I took liberties with the recipes and concocted my own recipe, and the result might be the most delicious stew in the world. If you can’t find brown cheese, that’s fine, it’ll taste great without it (hint: if you’re in St. John’s, pick some up or order it at Manna Bakery.)
The key ingredient, in my opinion, is the meat/bone stock. I encourage you to make your own, because it will make your stew that much more delicious. I’ve included detailed instructions on how to make meat stock below.
What makes this stew Norwegian? My friend John asked me this question shortly after I posted a photo of it on Instagram. My response was straightforward: it’s Norwegian because it was cooked under the close supervision of a Norwegian. Ingredients like partridgeberry jam, cream, and juniper berries melt into the pot like the red, white, and blue of the nation's flag.
Like any good stew recipe, this one’s got deep roots in home cooking. And it's for this reason my recipe honours two side-dish heroes: potatoes and Brussels sprouts. And before you dismiss this as unfashionable and knobbly, just taste it. Nan was not wrong when she said, "eat your potatoes and Brussels sprouts, b’y."

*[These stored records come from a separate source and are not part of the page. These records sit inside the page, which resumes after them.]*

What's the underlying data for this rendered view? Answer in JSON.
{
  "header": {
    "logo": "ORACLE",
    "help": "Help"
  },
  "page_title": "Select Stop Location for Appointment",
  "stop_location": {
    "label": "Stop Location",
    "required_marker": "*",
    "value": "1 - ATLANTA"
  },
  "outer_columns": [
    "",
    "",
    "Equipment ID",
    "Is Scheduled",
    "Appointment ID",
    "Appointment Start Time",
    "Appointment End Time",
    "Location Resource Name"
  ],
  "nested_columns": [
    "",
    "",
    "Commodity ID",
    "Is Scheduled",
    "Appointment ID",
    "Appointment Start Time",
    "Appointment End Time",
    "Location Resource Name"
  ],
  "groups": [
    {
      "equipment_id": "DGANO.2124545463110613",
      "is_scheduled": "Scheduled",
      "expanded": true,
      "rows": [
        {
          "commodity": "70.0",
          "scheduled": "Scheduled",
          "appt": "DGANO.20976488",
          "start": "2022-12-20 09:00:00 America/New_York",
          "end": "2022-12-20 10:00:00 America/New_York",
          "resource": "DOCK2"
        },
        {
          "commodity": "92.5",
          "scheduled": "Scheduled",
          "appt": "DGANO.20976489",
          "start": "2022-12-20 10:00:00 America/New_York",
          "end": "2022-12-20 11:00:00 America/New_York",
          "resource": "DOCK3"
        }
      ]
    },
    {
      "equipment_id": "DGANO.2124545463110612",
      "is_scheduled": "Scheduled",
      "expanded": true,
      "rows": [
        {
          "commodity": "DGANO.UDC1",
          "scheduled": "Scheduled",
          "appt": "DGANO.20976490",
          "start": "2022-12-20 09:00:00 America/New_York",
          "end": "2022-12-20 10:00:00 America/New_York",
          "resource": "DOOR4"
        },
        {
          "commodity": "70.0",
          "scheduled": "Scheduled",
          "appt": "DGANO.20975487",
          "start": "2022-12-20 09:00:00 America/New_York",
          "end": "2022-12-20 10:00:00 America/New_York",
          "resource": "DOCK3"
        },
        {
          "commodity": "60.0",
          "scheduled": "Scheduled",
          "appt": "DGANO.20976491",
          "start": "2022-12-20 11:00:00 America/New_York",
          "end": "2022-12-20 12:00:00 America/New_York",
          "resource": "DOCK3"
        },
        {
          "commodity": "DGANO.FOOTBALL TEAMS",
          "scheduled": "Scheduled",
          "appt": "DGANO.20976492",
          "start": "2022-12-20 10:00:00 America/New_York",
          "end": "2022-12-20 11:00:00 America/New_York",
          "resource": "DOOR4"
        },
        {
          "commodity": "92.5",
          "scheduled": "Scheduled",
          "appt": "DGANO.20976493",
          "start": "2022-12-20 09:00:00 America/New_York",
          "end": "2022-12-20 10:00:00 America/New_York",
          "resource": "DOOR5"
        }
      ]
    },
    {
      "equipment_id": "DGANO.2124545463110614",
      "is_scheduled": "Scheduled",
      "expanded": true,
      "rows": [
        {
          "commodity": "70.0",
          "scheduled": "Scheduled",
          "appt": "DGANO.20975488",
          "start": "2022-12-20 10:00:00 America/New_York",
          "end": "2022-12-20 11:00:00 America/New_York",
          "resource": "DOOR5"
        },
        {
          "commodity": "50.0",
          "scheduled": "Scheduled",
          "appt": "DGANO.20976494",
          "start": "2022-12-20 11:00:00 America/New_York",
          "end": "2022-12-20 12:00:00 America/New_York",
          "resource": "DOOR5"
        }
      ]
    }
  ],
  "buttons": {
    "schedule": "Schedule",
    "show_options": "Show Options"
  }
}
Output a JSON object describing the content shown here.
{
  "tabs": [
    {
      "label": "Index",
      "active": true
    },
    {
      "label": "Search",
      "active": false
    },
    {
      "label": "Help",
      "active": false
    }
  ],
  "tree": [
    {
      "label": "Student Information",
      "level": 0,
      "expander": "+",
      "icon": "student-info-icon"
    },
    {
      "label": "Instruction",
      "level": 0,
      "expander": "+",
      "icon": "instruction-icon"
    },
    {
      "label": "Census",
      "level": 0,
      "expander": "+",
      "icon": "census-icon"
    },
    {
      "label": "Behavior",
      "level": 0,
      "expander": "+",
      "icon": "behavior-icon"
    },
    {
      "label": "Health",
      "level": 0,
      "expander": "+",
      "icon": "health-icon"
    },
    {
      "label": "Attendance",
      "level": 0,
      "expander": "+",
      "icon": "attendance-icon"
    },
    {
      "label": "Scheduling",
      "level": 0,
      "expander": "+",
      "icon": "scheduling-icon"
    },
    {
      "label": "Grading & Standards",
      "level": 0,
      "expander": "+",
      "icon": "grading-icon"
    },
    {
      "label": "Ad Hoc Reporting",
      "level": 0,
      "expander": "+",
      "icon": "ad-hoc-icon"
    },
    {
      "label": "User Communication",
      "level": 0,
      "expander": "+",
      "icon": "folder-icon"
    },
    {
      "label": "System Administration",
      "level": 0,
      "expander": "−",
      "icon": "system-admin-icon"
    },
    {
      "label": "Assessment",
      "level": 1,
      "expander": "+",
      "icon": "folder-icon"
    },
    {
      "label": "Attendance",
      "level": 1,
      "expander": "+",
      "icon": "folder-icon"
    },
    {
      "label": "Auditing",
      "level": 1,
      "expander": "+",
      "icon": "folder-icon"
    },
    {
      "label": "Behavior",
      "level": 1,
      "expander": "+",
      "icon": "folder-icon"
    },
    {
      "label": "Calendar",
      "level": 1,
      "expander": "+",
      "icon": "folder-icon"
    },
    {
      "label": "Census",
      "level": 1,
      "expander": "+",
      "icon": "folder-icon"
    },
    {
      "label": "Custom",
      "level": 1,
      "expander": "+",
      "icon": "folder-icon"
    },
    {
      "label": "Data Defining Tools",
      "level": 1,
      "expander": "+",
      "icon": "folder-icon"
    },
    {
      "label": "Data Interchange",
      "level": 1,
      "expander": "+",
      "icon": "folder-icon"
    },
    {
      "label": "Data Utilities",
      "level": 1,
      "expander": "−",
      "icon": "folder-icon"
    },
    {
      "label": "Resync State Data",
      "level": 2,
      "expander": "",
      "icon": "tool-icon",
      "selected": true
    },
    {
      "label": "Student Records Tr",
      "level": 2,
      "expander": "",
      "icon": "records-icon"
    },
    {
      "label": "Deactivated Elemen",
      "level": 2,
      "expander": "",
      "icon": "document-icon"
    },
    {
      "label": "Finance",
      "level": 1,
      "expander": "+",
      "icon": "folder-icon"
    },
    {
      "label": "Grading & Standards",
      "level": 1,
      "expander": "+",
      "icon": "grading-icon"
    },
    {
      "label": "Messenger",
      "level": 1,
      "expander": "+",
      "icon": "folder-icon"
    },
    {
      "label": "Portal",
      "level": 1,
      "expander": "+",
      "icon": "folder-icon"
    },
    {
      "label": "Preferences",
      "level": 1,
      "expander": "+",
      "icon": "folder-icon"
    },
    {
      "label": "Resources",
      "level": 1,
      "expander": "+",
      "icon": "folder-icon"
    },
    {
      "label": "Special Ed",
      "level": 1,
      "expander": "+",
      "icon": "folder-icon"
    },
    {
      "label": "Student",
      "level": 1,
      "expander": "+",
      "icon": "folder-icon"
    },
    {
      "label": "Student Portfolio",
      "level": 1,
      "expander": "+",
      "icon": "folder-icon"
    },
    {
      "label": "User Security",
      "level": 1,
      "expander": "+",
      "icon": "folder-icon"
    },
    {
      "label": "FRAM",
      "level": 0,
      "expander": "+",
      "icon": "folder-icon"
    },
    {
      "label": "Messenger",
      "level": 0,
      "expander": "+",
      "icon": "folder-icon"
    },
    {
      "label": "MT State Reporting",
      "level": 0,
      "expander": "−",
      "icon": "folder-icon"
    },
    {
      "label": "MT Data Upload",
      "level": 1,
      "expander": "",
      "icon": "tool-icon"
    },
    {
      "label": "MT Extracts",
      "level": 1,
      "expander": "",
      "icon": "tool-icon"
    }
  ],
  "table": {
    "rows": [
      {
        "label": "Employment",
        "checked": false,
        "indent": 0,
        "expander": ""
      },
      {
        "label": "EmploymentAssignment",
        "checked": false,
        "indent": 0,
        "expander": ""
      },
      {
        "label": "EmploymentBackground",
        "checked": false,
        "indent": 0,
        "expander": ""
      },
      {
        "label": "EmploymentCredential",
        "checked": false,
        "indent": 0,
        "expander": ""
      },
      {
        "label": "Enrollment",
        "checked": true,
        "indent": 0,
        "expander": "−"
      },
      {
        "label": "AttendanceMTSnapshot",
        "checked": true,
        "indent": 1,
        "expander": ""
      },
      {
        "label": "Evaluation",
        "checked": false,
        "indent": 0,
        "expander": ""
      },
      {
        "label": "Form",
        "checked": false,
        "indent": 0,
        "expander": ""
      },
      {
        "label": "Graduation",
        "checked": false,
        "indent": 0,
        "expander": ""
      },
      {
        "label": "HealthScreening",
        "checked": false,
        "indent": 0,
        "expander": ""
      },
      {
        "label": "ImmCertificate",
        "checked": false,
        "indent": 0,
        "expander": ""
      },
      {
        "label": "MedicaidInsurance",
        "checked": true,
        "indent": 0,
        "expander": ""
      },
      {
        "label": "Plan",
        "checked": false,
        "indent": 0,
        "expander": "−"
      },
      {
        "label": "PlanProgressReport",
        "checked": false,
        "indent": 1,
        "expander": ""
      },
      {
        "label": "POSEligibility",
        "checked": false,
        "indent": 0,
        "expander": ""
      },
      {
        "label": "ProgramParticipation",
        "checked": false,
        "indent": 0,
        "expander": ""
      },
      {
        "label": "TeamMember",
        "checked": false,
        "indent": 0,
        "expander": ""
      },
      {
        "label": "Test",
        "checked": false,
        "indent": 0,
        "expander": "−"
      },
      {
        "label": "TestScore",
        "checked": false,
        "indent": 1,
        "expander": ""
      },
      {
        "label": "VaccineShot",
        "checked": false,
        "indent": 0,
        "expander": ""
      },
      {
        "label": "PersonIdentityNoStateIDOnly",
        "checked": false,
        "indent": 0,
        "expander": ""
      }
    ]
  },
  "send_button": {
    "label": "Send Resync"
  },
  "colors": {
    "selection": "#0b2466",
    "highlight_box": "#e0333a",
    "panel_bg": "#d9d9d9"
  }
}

Ingredients like partridge berry jam, cream, and juniper berries melt into the pot like the red, white, and blue of Norway's flag.
Moose stew meat stock
Norwegian-style moose stew
Bring it back to a boil under medium heat and then turn the heat down to low and let simmer, covered with lid, for 1-2 hours. 1 hour will suffice for more tender meat (2 hours for tougher meat), so test the stew at the hour mark. When the meat is tender to your liking, turn the heat back up to medium and add the leek, parsnip, and carrot dice. Lastly, add the bacon dice, partridge berry jam, and brown cheese. Keep it at a gentle boil until the vegetables are perfectly cooked and not a minute longer, about 10 minutes.
Remove from the heat and set aside to cool with the lid on. Meanwhile, prepare your sides. Get a medium saucepan filled three-quarters on a rolling boil and carefully drop in your potatoes. Boil until a fork pierced vertically into a potato is no longer about to pick it straight up.
For the Brussels sprouts, heat up a cast iron pan dry on high heat. Place all your Brussels sprouts quarters in a large bowl and add 2 tbsp sunflower oil, 1 ½ tsp sea salt, 2 tsp fine sugar, and a squeeze of lemon juice. Mix it up and add to the pan when it’s hot. Scorch the Brussels sprouts lightly, moving them around often so they don’t burn.
To serve, reheat the stew slightly, dump in the Brussels sprouts, and when hot ladle over hot potatoes in shallow serving bowls. Enjoy!
Thanks for being here // BC
Written by Erik Veitch
Edited by Michael Lee
I'm Erik, the Burnt Chef. I'm a Finnish-born Newfoundlander living in Norway. I have a passion for cooking and a deep fascination for the culinary history of the North. Simplicity guides my cooking. Time, place, and history guide my storytelling. This is my personal blog about food.